President Obama issues statement on Sunshine Week

"As Sunshine Week begins, I want to applaud everyone who has worked to increase transparency in government and recommit my administration to be the most open and transparent ever, an effort that will strengthen our democracy and ensure the public's trust in their government," said President Obama today, in a statement that also trumpeted his administration's achievements on the open government front. Special Counsel Norm Eisen also issued a Sunshine Week statement that included details about the "many areas where (the Obama administration has) opened government up and let the sunshine in.


As Sunshine Week begins, I want to applaud everyone who has worked to increase transparency in government and recommit my administration to be the most open and transparent ever, an effort that will strengthen our democracy and ensure the public's trust in their government. We came to Washington to change the way business was done, and part of that was making ourselves accountable to the American people by opening up our government. We've put our White House visitor records on the Internet for the first time in history; opened up more government information than ever before on, and; and issued an Executive Order fighting unnecessary secrecy, to name a few.

We are proud of these accomplishments, but our work is not done. We will continue to work toward an unmatched level of transparency, participation  and accountability across the entire Administration.


Sunshine Over Washington D.C.

Posted by Norm Eisen on March 16, 2010 at 08:00 AM EDT

This Sunshine Week, as we join individuals and organizations across the country in recognizing the vital importance of openness in government, we wanted to look back on the many areas where we have opened government up and let the sunshine in—and also look forward to how we will build on our efforts so far to promote transparency.  The White House today issued this Memorandum from the Chief of Staff and the White House Counsel taking due note of our successes—and urging the agencies to redouble these efforts in our second year in key areas such as Freedom of Information Act compliance.

While there is much yet to be done, it has been an extraordinary first year.  As a result of our overall record on transparency, we received an A grade for our openness work from a consortium of independent outside government reform groups and have even gotten praise from those who are sometimes pretty tough on us.

We began this work on day one of the Administration, when the President issued a Memorandum on Transparency and Open Government, calling for more transparent, participatory, and collaborative government.

Consistent with that approach, the White House this year began publishing the names of those who visit the White House. Each month, tens of thousands of records of visitors are made available online. This gives the public an unprecedented look at whose voices are being heard in the policymaking process. And in that spirit, we also provided on-line access to White House staff financial reports and salaries, and a host of other White House information, much of which had never been instantly available by internet before.

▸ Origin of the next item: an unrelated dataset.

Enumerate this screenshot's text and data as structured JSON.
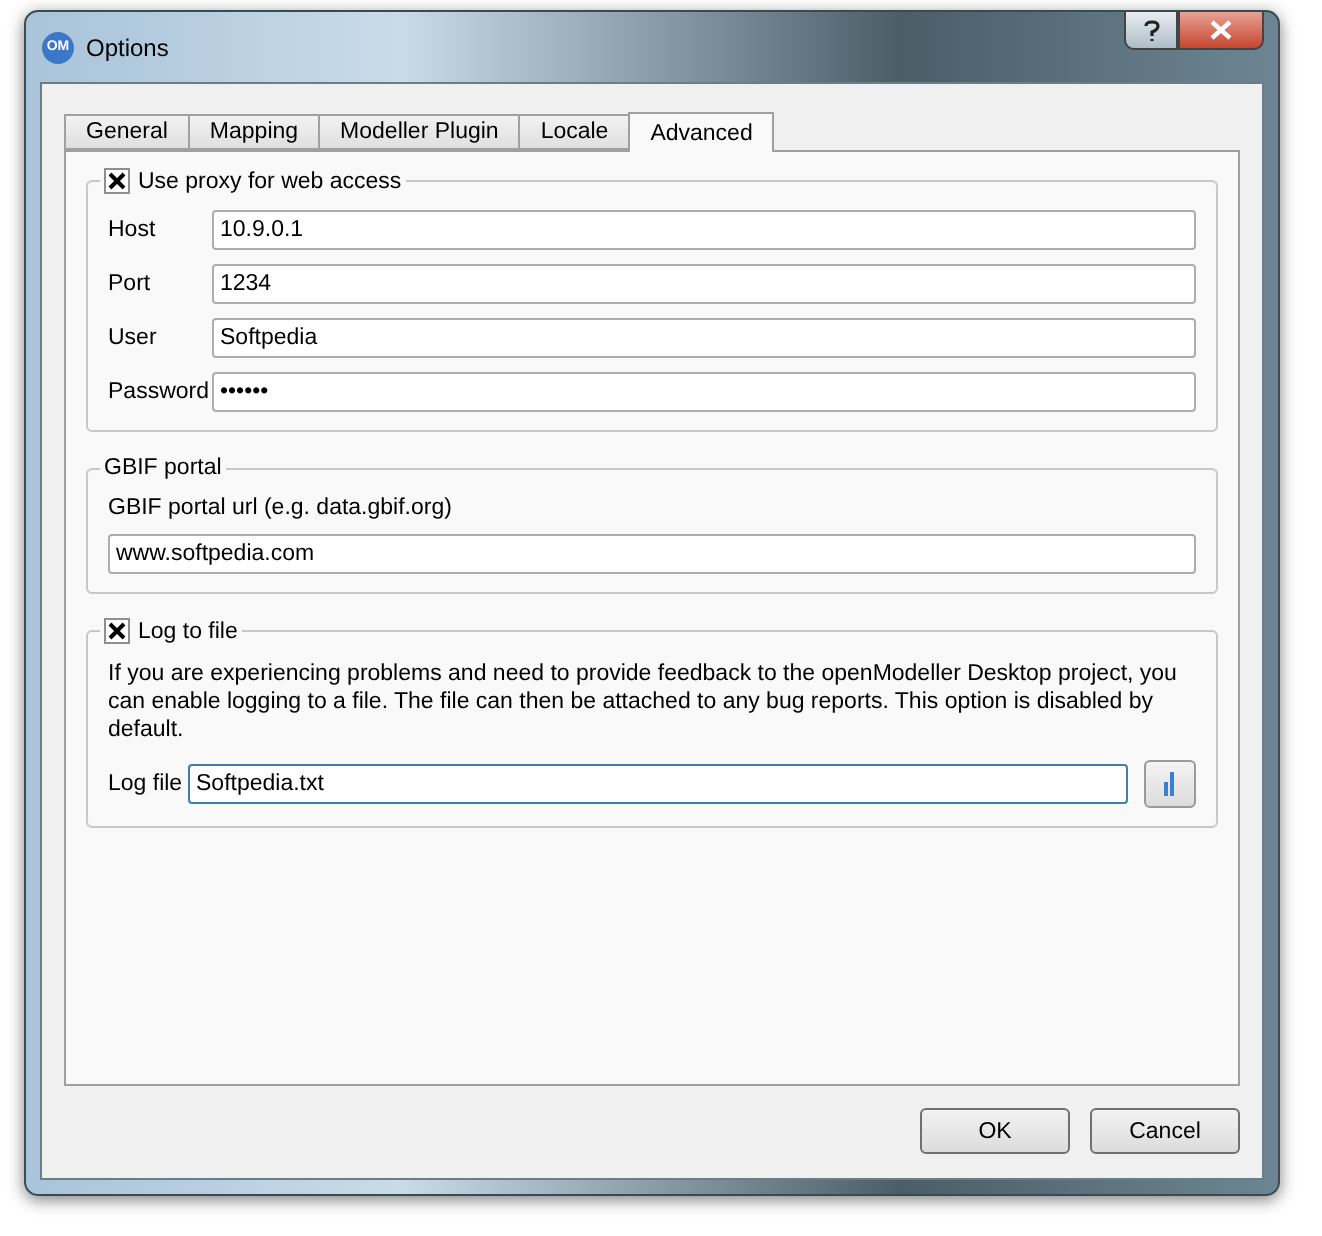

To reform a system that too often resulted in unnecessary and costly classification of records, the President also issued an Executive Order that speeds declassification by balancing the priorities of national security with the public's right to know. The President furthermore reversed an executive order that previously limited access to presidential records.  And he issued a memorandum to begin reform of the government's FOIA system, establishing a clear presumption of openness. The Attorney General affirmed this change when he issued new FOIA guidelines for all agencies throughout government.  We believe that the first-year Chief FOIA Officer Reports that are forthcoming from the agencies will show progress on FOIA, though an additional year of data (and of hard work!) will be necessary to make a fuller judgment.

We have also adopted a policy of affirmatively disclosing vast amounts of government information.  We launched in May, 2009 with 47 data sets but ended the year with over 118,000 all freely available in machine-readable format.  By making nutritional information available, the Administration empowered parents to plan smarter meals for their families. By making information on the status and causes of airport delays available, the government enabled travelers to better plan their days. By making workplace safety information available, we helped employers keep America's workers out of harm's way.

Mitigating the risk of fraud, waste, and abuse, the Administration is also tracking how the government uses the money with which the people have entrusted it with easy-to-understand websites like,, and (the IT Dashboard). These websites allow American taxpayers to see precisely what entities receive federal money –and how and where the money is spent.

Tying all of these efforts together, in December 2009 OMB issued an historic Open Government Directive, instructing every agency to take immediate, specific steps to open their operations up to the public. The product of an unprecedented outreach effort to tap the public's ideas, the Directive instructs agencies to place high-value information to the public online in open, accessible, machine-readable formats. It also aims to instill the values of transparency, participation, and collaboration into the culture of every agency by requiring each agency to formulate - in consultation with the American people - an Open Government Plan and website.  In April, the agencies will release Open Government Plans pursuant to the Directive.

We are proud of our successes, but we of course recognize that much remains to be done, and we intend to redouble our efforts to make government as transparent, collaborative and participatory as possible.

Happy Sunshine Week.

Norm Eisen is Special Counsel to the President for Ethics and Government Reform